Task goal - Please set down every entry below exactly as given.

══════════

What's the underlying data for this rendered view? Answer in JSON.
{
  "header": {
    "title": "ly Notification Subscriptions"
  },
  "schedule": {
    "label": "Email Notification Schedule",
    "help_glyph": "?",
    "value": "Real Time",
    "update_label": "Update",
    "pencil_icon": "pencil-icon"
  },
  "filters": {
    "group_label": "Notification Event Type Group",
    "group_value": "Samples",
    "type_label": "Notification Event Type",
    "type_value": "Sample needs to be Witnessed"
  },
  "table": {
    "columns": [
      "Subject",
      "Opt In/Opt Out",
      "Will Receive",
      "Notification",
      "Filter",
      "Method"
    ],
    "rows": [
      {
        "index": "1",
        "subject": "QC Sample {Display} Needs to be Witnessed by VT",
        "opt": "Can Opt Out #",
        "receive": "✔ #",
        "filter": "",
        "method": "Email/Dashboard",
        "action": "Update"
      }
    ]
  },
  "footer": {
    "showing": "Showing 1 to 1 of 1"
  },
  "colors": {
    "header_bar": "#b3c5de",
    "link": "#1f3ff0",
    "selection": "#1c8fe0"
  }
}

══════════

Exercise output -
What's the underlying data for this rendered view? Answer in JSON.
{
  "header": {
    "title": "ly Notification Subscriptions"
  },
  "schedule": {
    "label": "Email Notification Schedule",
    "help_glyph": "?",
    "value": "Real Time",
    "update_label": "Update",
    "pencil_icon": "pencil-icon"
  },
  "filters": {
    "group_label": "Notification Event Type Group",
    "group_value": "Samples",
    "type_label": "Notification Event Type",
    "type_value": "Sample needs to be Witnessed"
  },
  "table": {
    "columns": [
      "Subject",
      "Opt In/Opt Out",
      "Will Receive",
      "Notification",
      "Filter",
      "Method"
    ],
    "rows": [
      {
        "index": "1",
        "subject": "QC Sample {Display} Needs to be Witnessed by VT",
        "opt": "Can Opt Out #",
        "receive": "✔ #",
        "filter": "",
        "method": "Email/Dashboard",
        "action": "Update"
      }
    ]
  },
  "footer": {
    "showing": "Showing 1 to 1 of 1"
  },
  "colors": {
    "header_bar": "#b3c5de",
    "link": "#1f3ff0",
    "selection": "#1c8fe0"
  }
}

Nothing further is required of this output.